Raw data section start
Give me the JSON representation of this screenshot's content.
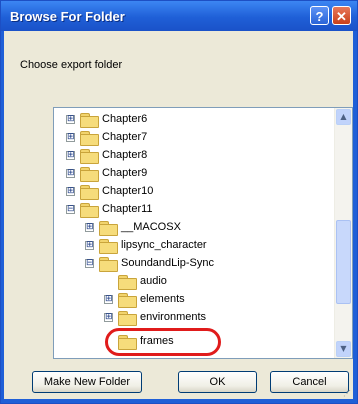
{
  "window": {
    "title": "Browse For Folder",
    "help_label": "?",
    "close_label": "✕"
  },
  "prompt": "Choose export folder",
  "tree": {
    "items": [
      {
        "label": "Chapter6",
        "expander": "⊞"
      },
      {
        "label": "Chapter7",
        "expander": "⊞"
      },
      {
        "label": "Chapter8",
        "expander": "⊞"
      },
      {
        "label": "Chapter9",
        "expander": "⊞"
      },
      {
        "label": "Chapter10",
        "expander": "⊞"
      },
      {
        "label": "Chapter11",
        "expander": "⊟"
      },
      {
        "label": "__MACOSX",
        "expander": "⊞"
      },
      {
        "label": "lipsync_character",
        "expander": "⊞"
      },
      {
        "label": "SoundandLip-Sync",
        "expander": "⊟"
      },
      {
        "label": "audio",
        "expander": ""
      },
      {
        "label": "elements",
        "expander": "⊞"
      },
      {
        "label": "environments",
        "expander": "⊞"
      },
      {
        "label": "frames",
        "expander": ""
      }
    ],
    "scroll_up": "▲",
    "scroll_down": "▼"
  },
  "buttons": {
    "new_folder": "Make New Folder",
    "ok": "OK",
    "cancel": "Cancel"
  },
  "colors": {
    "titlebar": "#1f5fd7",
    "highlight": "#e01b1b",
    "dialog_bg": "#ece9d8"
  }
}
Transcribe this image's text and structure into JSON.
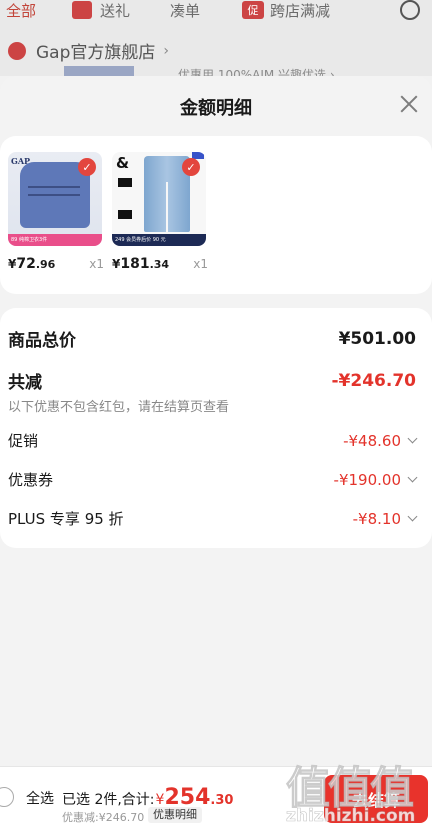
{
  "background": {
    "tabs": [
      "全部",
      "送礼",
      "凑单",
      "跨店满减"
    ],
    "promo_icon_text": "促",
    "shop_name": "Gap官方旗舰店",
    "shop_chevron": "›",
    "partial_line": "优惠用 100%AIM 兴趣优选 ›"
  },
  "modal": {
    "title": "金额明细",
    "products": [
      {
        "brand_text": "GAP",
        "strip_text": "89  纯棉卫衣3件",
        "price_symbol": "¥",
        "price_int": "72",
        "price_cents": ".96",
        "qty": "x1"
      },
      {
        "brand_text": "&",
        "strip_text": "249  会员券后价 90 元",
        "price_symbol": "¥",
        "price_int": "181",
        "price_cents": ".34",
        "qty": "x1"
      }
    ],
    "summary": {
      "total_label": "商品总价",
      "total_value": "¥501.00",
      "reduce_label": "共减",
      "reduce_value": "-¥246.70",
      "note": "以下优惠不包含红包，请在结算页查看",
      "items": [
        {
          "label": "促销",
          "value": "-¥48.60"
        },
        {
          "label": "优惠券",
          "value": "-¥190.00"
        },
        {
          "label": "PLUS 专享 95 折",
          "value": "-¥8.10"
        }
      ]
    }
  },
  "bottom_bar": {
    "select_all": "全选",
    "selected_prefix": "已选 2件,合计:",
    "total_symbol": "¥",
    "total_int": "254",
    "total_cents": ".30",
    "discount_text": "优惠减:¥246.70",
    "detail_button": "优惠明细",
    "checkout_button": "去结算"
  },
  "watermark": {
    "top": "值值值",
    "bottom": "zhizhizhi.com"
  },
  "colors": {
    "accent_red": "#e3332b",
    "badge_red": "#e3463e"
  }
}
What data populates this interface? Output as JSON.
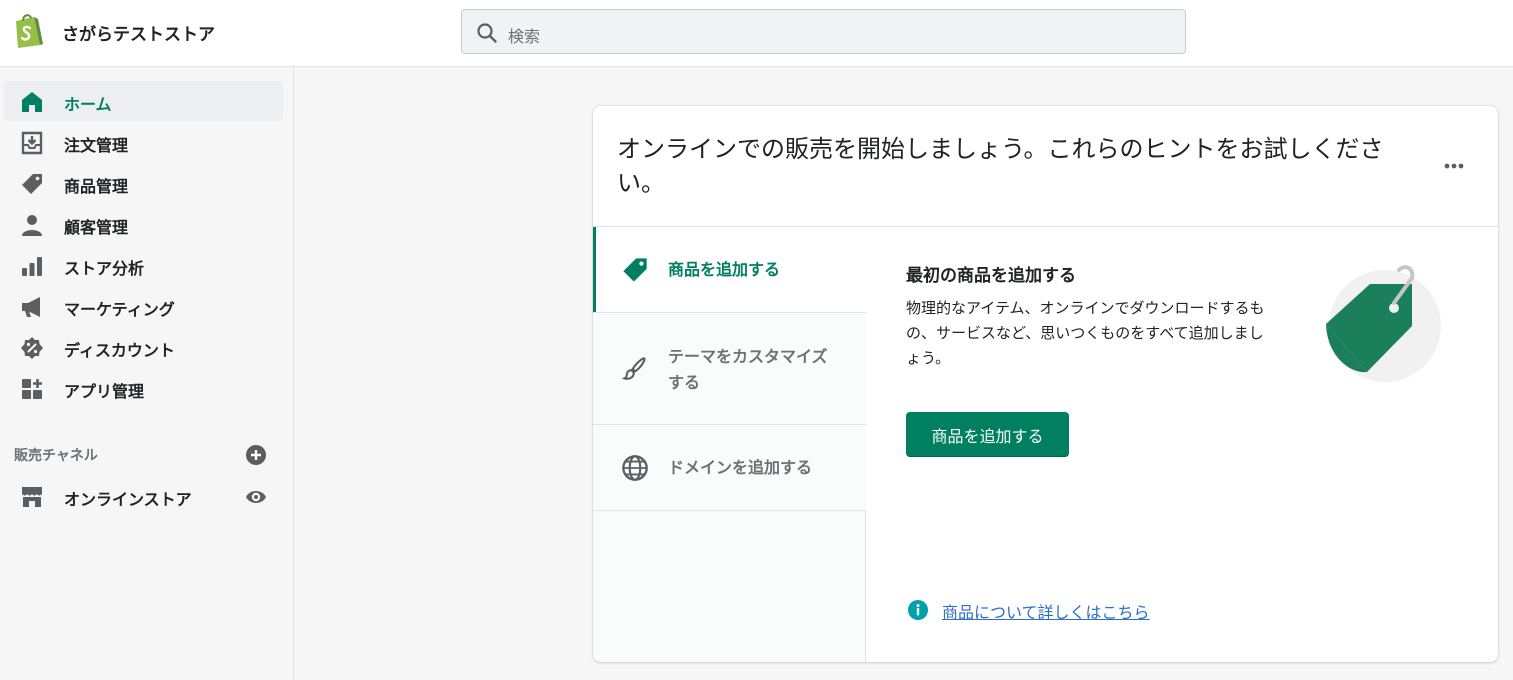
{
  "topbar": {
    "store_name": "さがらテストストア",
    "search_placeholder": "検索"
  },
  "sidebar": {
    "items": [
      {
        "label": "ホーム",
        "icon": "home-icon",
        "active": true
      },
      {
        "label": "注文管理",
        "icon": "orders-icon"
      },
      {
        "label": "商品管理",
        "icon": "tag-icon"
      },
      {
        "label": "顧客管理",
        "icon": "person-icon"
      },
      {
        "label": "ストア分析",
        "icon": "analytics-icon"
      },
      {
        "label": "マーケティング",
        "icon": "megaphone-icon"
      },
      {
        "label": "ディスカウント",
        "icon": "discount-icon"
      },
      {
        "label": "アプリ管理",
        "icon": "apps-icon"
      }
    ],
    "sales_channels": {
      "title": "販売チャネル",
      "items": [
        {
          "label": "オンラインストア",
          "icon": "store-icon"
        }
      ]
    }
  },
  "card": {
    "title": "オンラインでの販売を開始しましょう。これらのヒントをお試しください。",
    "tabs": [
      {
        "label": "商品を追加する",
        "icon": "tag-icon",
        "active": true
      },
      {
        "label": "テーマをカスタマイズする",
        "icon": "brush-icon"
      },
      {
        "label": "ドメインを追加する",
        "icon": "globe-icon"
      }
    ],
    "detail": {
      "title": "最初の商品を追加する",
      "description": "物理的なアイテム、オンラインでダウンロードするもの、サービスなど、思いつくものをすべて追加しましょう。",
      "button": "商品を追加する",
      "link": "商品について詳しくはこちら"
    }
  },
  "colors": {
    "accent": "#008060",
    "link": "#2c6ecb",
    "logo": "#95bf47"
  }
}
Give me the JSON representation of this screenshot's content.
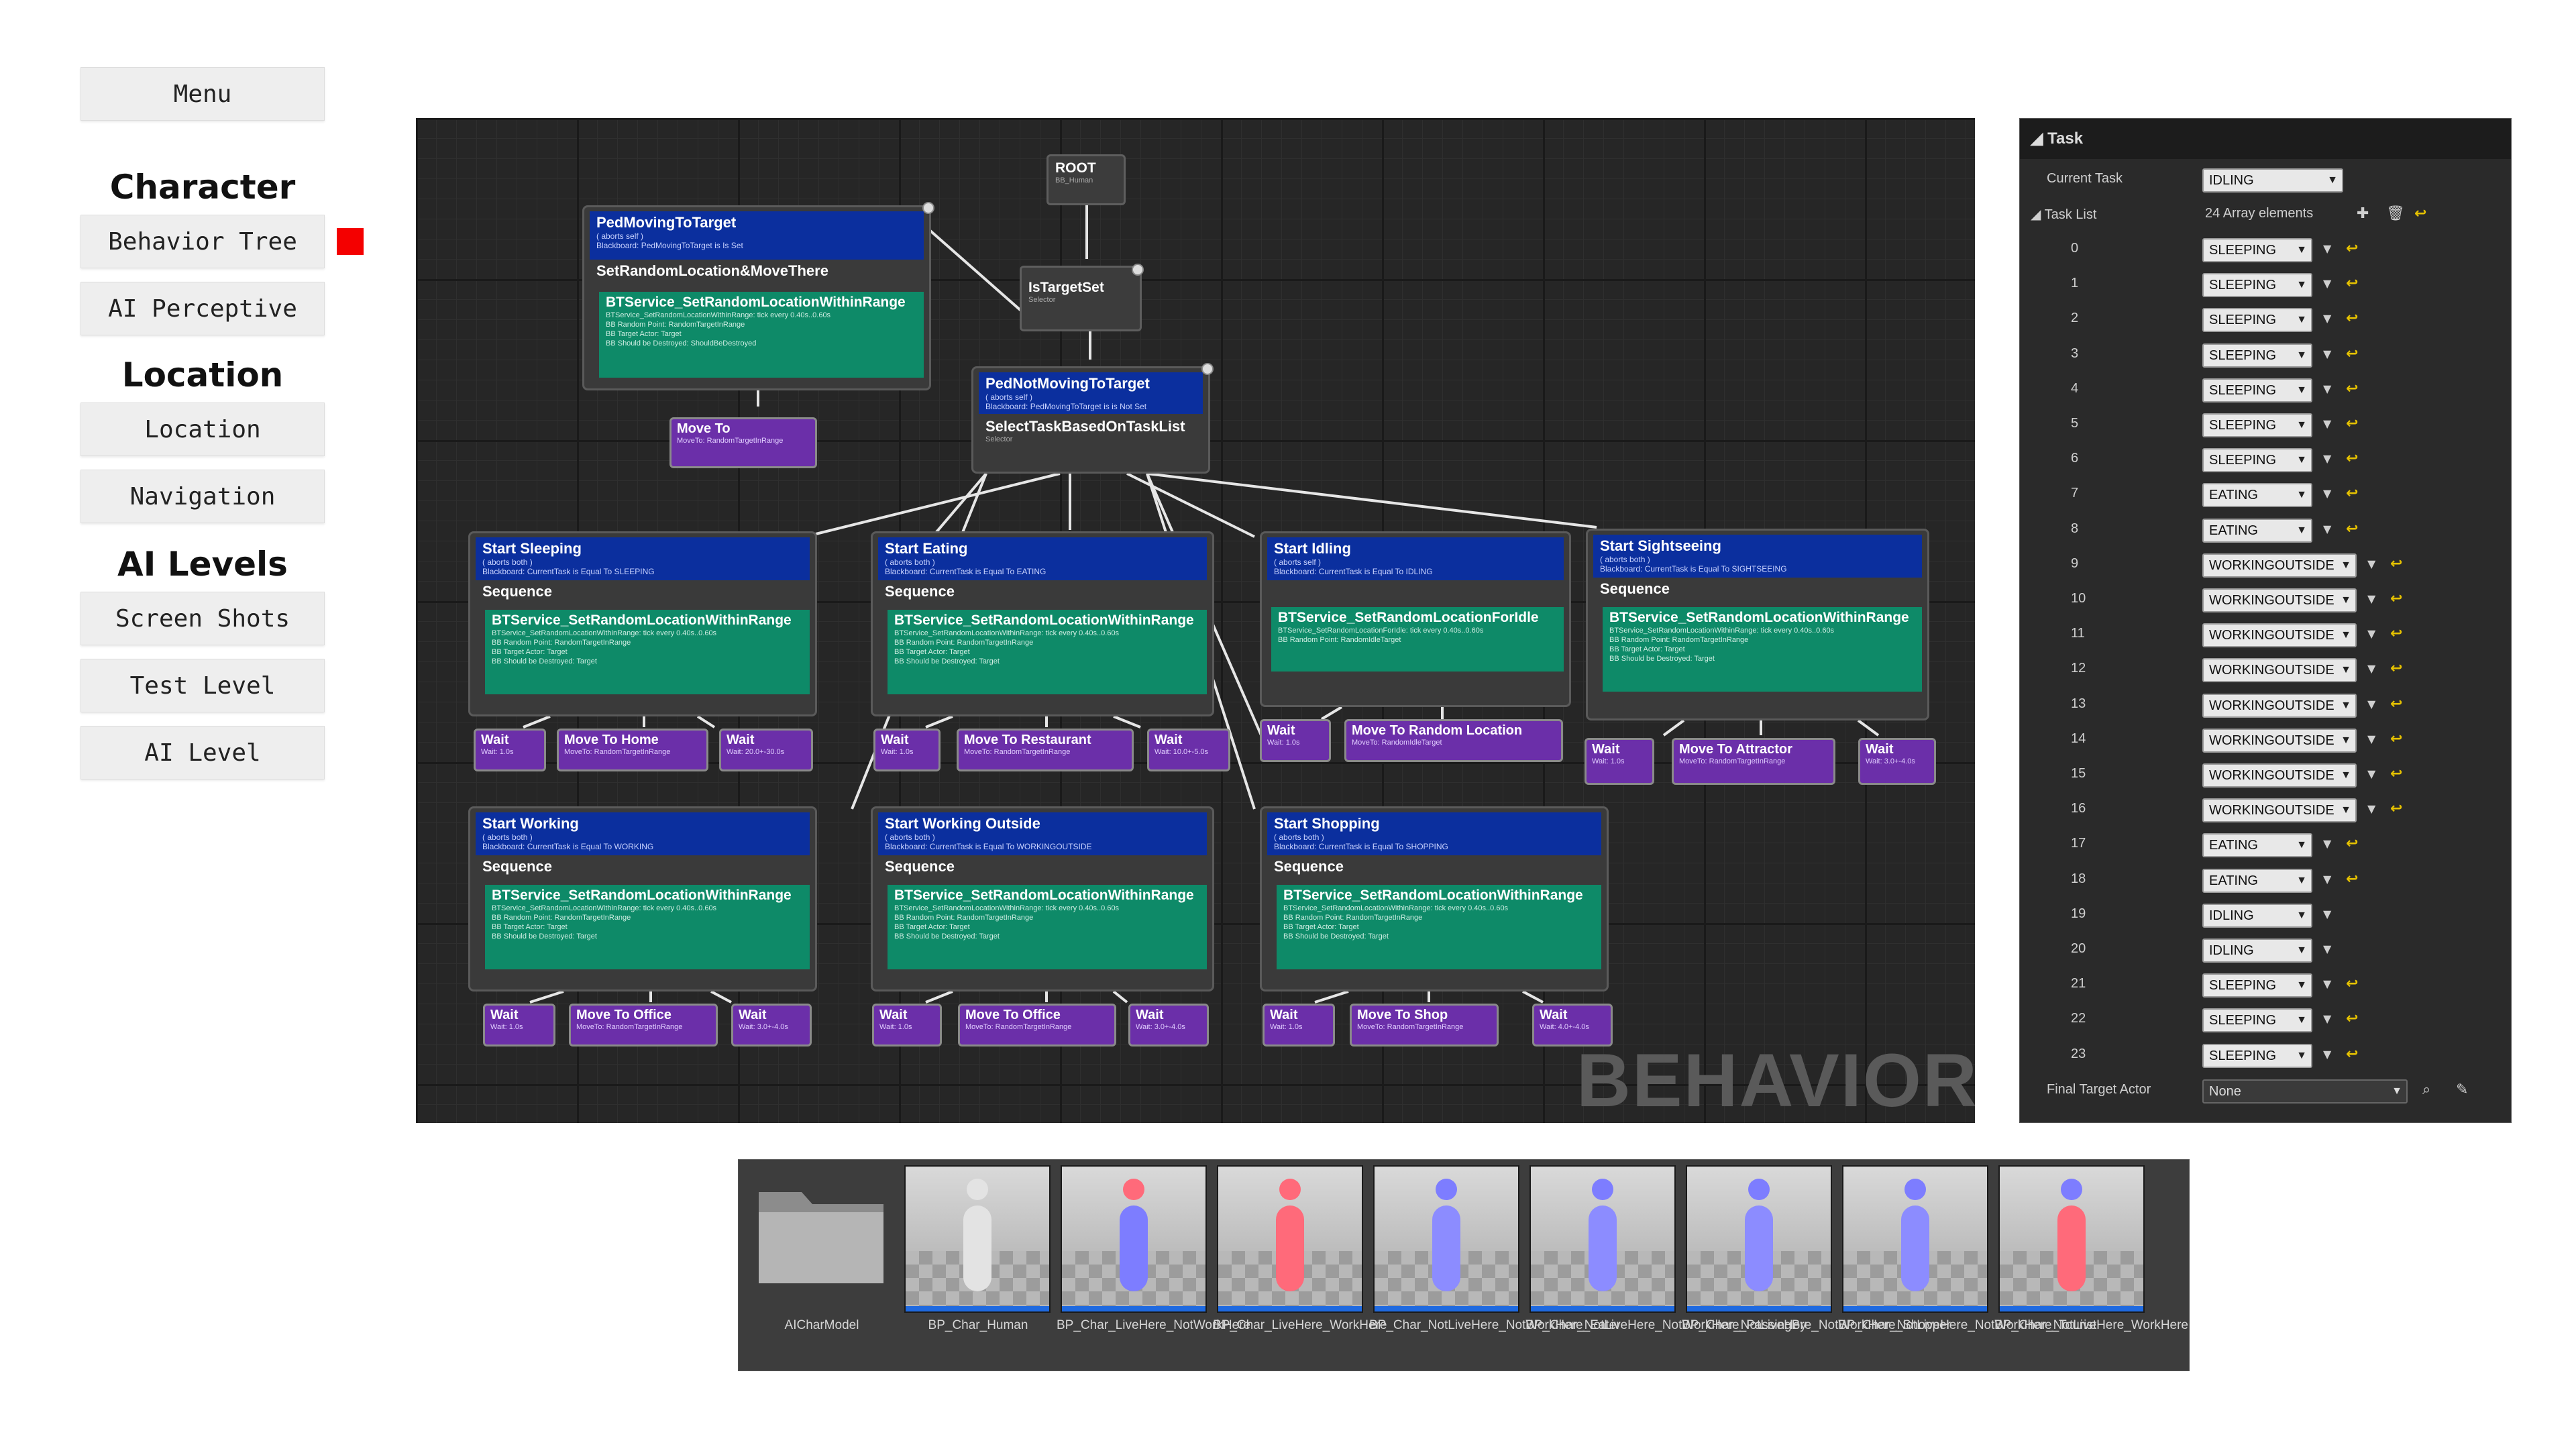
{
  "nav": {
    "menu": "Menu",
    "sections": [
      {
        "title": "Character",
        "items": [
          "Behavior Tree",
          "AI Perceptive"
        ]
      },
      {
        "title": "Location",
        "items": [
          "Location",
          "Navigation"
        ]
      },
      {
        "title": "AI Levels",
        "items": [
          "Screen Shots",
          "Test Level",
          "AI Level"
        ]
      }
    ],
    "marker_color": "#f40000"
  },
  "graph": {
    "watermark": "BEHAVIOR TR",
    "root": {
      "title": "ROOT",
      "sub": "BB_Human"
    },
    "is_target_set": {
      "title": "IsTargetSet",
      "sub": "Selector"
    },
    "ped_moving": {
      "title": "PedMovingToTarget",
      "sub1": "( aborts self )",
      "sub2": "Blackboard: PedMovingToTarget is Is Set",
      "seq": "SetRandomLocation&MoveThere",
      "seq_sub": "Sequence",
      "svc": "BTService_SetRandomLocationWithinRange",
      "svc_d": [
        "BTService_SetRandomLocationWithinRange: tick every 0.40s..0.60s",
        "",
        "BB Random Point: RandomTargetInRange",
        "BB Target Actor: Target",
        "BB Should be Destroyed: ShouldBeDestroyed"
      ]
    },
    "move_to_top": {
      "title": "Move To",
      "sub": "MoveTo: RandomTargetInRange"
    },
    "ped_not_moving": {
      "title": "PedNotMovingToTarget",
      "sub1": "( aborts self )",
      "sub2": "Blackboard: PedMovingToTarget is is Not Set",
      "task": "SelectTaskBasedOnTaskList",
      "task_sub": "Selector"
    },
    "groups": [
      {
        "title": "Start Sleeping",
        "abort": "( aborts both )",
        "cond": "Blackboard: CurrentTask is Equal To SLEEPING",
        "svc": "BTService_SetRandomLocationWithinRange",
        "svc_d": [
          "BTService_SetRandomLocationWithinRange: tick every 0.40s..0.60s",
          "",
          "BB Random Point: RandomTargetInRange",
          "BB Target Actor: Target",
          "BB Should be Destroyed: Target"
        ],
        "tasks": [
          {
            "t": "Wait",
            "d": "Wait: 1.0s"
          },
          {
            "t": "Move To Home",
            "d": "MoveTo: RandomTargetInRange"
          },
          {
            "t": "Wait",
            "d": "Wait: 20.0+-30.0s"
          }
        ]
      },
      {
        "title": "Start Eating",
        "abort": "( aborts both )",
        "cond": "Blackboard: CurrentTask is Equal To EATING",
        "svc": "BTService_SetRandomLocationWithinRange",
        "svc_d": [
          "BTService_SetRandomLocationWithinRange: tick every 0.40s..0.60s",
          "",
          "BB Random Point: RandomTargetInRange",
          "BB Target Actor: Target",
          "BB Should be Destroyed: Target"
        ],
        "tasks": [
          {
            "t": "Wait",
            "d": "Wait: 1.0s"
          },
          {
            "t": "Move To Restaurant",
            "d": "MoveTo: RandomTargetInRange"
          },
          {
            "t": "Wait",
            "d": "Wait: 10.0+-5.0s"
          }
        ]
      },
      {
        "title": "Start Idling",
        "abort": "( aborts self )",
        "cond": "Blackboard: CurrentTask is Equal To IDLING",
        "svc": "BTService_SetRandomLocationForIdle",
        "svc_d": [
          "BTService_SetRandomLocationForIdle: tick every 0.40s..0.60s",
          "",
          "BB Random Point: RandomIdleTarget"
        ],
        "tasks": [
          {
            "t": "Wait",
            "d": "Wait: 1.0s"
          },
          {
            "t": "Move To Random Location",
            "d": "MoveTo: RandomIdleTarget"
          }
        ]
      },
      {
        "title": "Start Sightseeing",
        "abort": "( aborts both )",
        "cond": "Blackboard: CurrentTask is Equal To SIGHTSEEING",
        "svc": "BTService_SetRandomLocationWithinRange",
        "svc_d": [
          "BTService_SetRandomLocationWithinRange: tick every 0.40s..0.60s",
          "",
          "BB Random Point: RandomTargetInRange",
          "BB Target Actor: Target",
          "BB Should be Destroyed: Target"
        ],
        "tasks": [
          {
            "t": "Wait",
            "d": "Wait: 1.0s"
          },
          {
            "t": "Move To Attractor",
            "d": "MoveTo: RandomTargetInRange"
          },
          {
            "t": "Wait",
            "d": "Wait: 3.0+-4.0s"
          }
        ]
      },
      {
        "title": "Start Working",
        "abort": "( aborts both )",
        "cond": "Blackboard: CurrentTask is Equal To WORKING",
        "svc": "BTService_SetRandomLocationWithinRange",
        "svc_d": [
          "BTService_SetRandomLocationWithinRange: tick every 0.40s..0.60s",
          "",
          "BB Random Point: RandomTargetInRange",
          "BB Target Actor: Target",
          "BB Should be Destroyed: Target"
        ],
        "tasks": [
          {
            "t": "Wait",
            "d": "Wait: 1.0s"
          },
          {
            "t": "Move To Office",
            "d": "MoveTo: RandomTargetInRange"
          },
          {
            "t": "Wait",
            "d": "Wait: 3.0+-4.0s"
          }
        ]
      },
      {
        "title": "Start Working Outside",
        "abort": "( aborts both )",
        "cond": "Blackboard: CurrentTask is Equal To WORKINGOUTSIDE",
        "svc": "BTService_SetRandomLocationWithinRange",
        "svc_d": [
          "BTService_SetRandomLocationWithinRange: tick every 0.40s..0.60s",
          "",
          "BB Random Point: RandomTargetInRange",
          "BB Target Actor: Target",
          "BB Should be Destroyed: Target"
        ],
        "tasks": [
          {
            "t": "Wait",
            "d": "Wait: 1.0s"
          },
          {
            "t": "Move To Office",
            "d": "MoveTo: RandomTargetInRange"
          },
          {
            "t": "Wait",
            "d": "Wait: 3.0+-4.0s"
          }
        ]
      },
      {
        "title": "Start Shopping",
        "abort": "( aborts both )",
        "cond": "Blackboard: CurrentTask is Equal To SHOPPING",
        "svc": "BTService_SetRandomLocationWithinRange",
        "svc_d": [
          "BTService_SetRandomLocationWithinRange: tick every 0.40s..0.60s",
          "",
          "BB Random Point: RandomTargetInRange",
          "BB Target Actor: Target",
          "BB Should be Destroyed: Target"
        ],
        "tasks": [
          {
            "t": "Wait",
            "d": "Wait: 1.0s"
          },
          {
            "t": "Move To Shop",
            "d": "MoveTo: RandomTargetInRange"
          },
          {
            "t": "Wait",
            "d": "Wait: 4.0+-4.0s"
          }
        ]
      }
    ]
  },
  "details": {
    "section": "Task",
    "current_task_label": "Current Task",
    "current_task_value": "IDLING",
    "task_list_label": "Task List",
    "task_list_count": "24 Array elements",
    "tasks": [
      "SLEEPING",
      "SLEEPING",
      "SLEEPING",
      "SLEEPING",
      "SLEEPING",
      "SLEEPING",
      "SLEEPING",
      "EATING",
      "EATING",
      "WORKINGOUTSIDE",
      "WORKINGOUTSIDE",
      "WORKINGOUTSIDE",
      "WORKINGOUTSIDE",
      "WORKINGOUTSIDE",
      "WORKINGOUTSIDE",
      "WORKINGOUTSIDE",
      "WORKINGOUTSIDE",
      "EATING",
      "EATING",
      "IDLING",
      "IDLING",
      "SLEEPING",
      "SLEEPING",
      "SLEEPING"
    ],
    "final_target_label": "Final Target Actor",
    "final_target_value": "None",
    "reset_color": "#e6c200"
  },
  "browser": {
    "assets": [
      {
        "name": "AICharModel",
        "kind": "folder"
      },
      {
        "name": "BP_Char_Human",
        "body": "#e3e3e3",
        "head": "#e3e3e3"
      },
      {
        "name": "BP_Char_LiveHere_NotWorkHere",
        "body": "#7d7dff",
        "head": "#ff6a7a"
      },
      {
        "name": "BP_Char_LiveHere_WorkHere",
        "body": "#ff6a7a",
        "head": "#ff6a7a"
      },
      {
        "name": "BP_Char_NotLiveHere_NotWorkHere_Eater",
        "body": "#8c8cff",
        "head": "#7d7dff"
      },
      {
        "name": "BP_Char_NotLiveHere_NotWorkHere_PassingBy",
        "body": "#8c8cff",
        "head": "#7d7dff"
      },
      {
        "name": "BP_Char_NotLiveHere_NotWorkHere_Shopper",
        "body": "#8c8cff",
        "head": "#7d7dff"
      },
      {
        "name": "BP_Char_NotLiveHere_NotWorkHere_Tourist",
        "body": "#8c8cff",
        "head": "#7d7dff"
      },
      {
        "name": "BP_Char_NotLiveHere_WorkHere",
        "body": "#ff6a7a",
        "head": "#7d7dff"
      }
    ]
  }
}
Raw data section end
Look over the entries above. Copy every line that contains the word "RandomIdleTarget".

          "BB Random Point: RandomIdleTarget"
            "d": "MoveTo: RandomIdleTarget"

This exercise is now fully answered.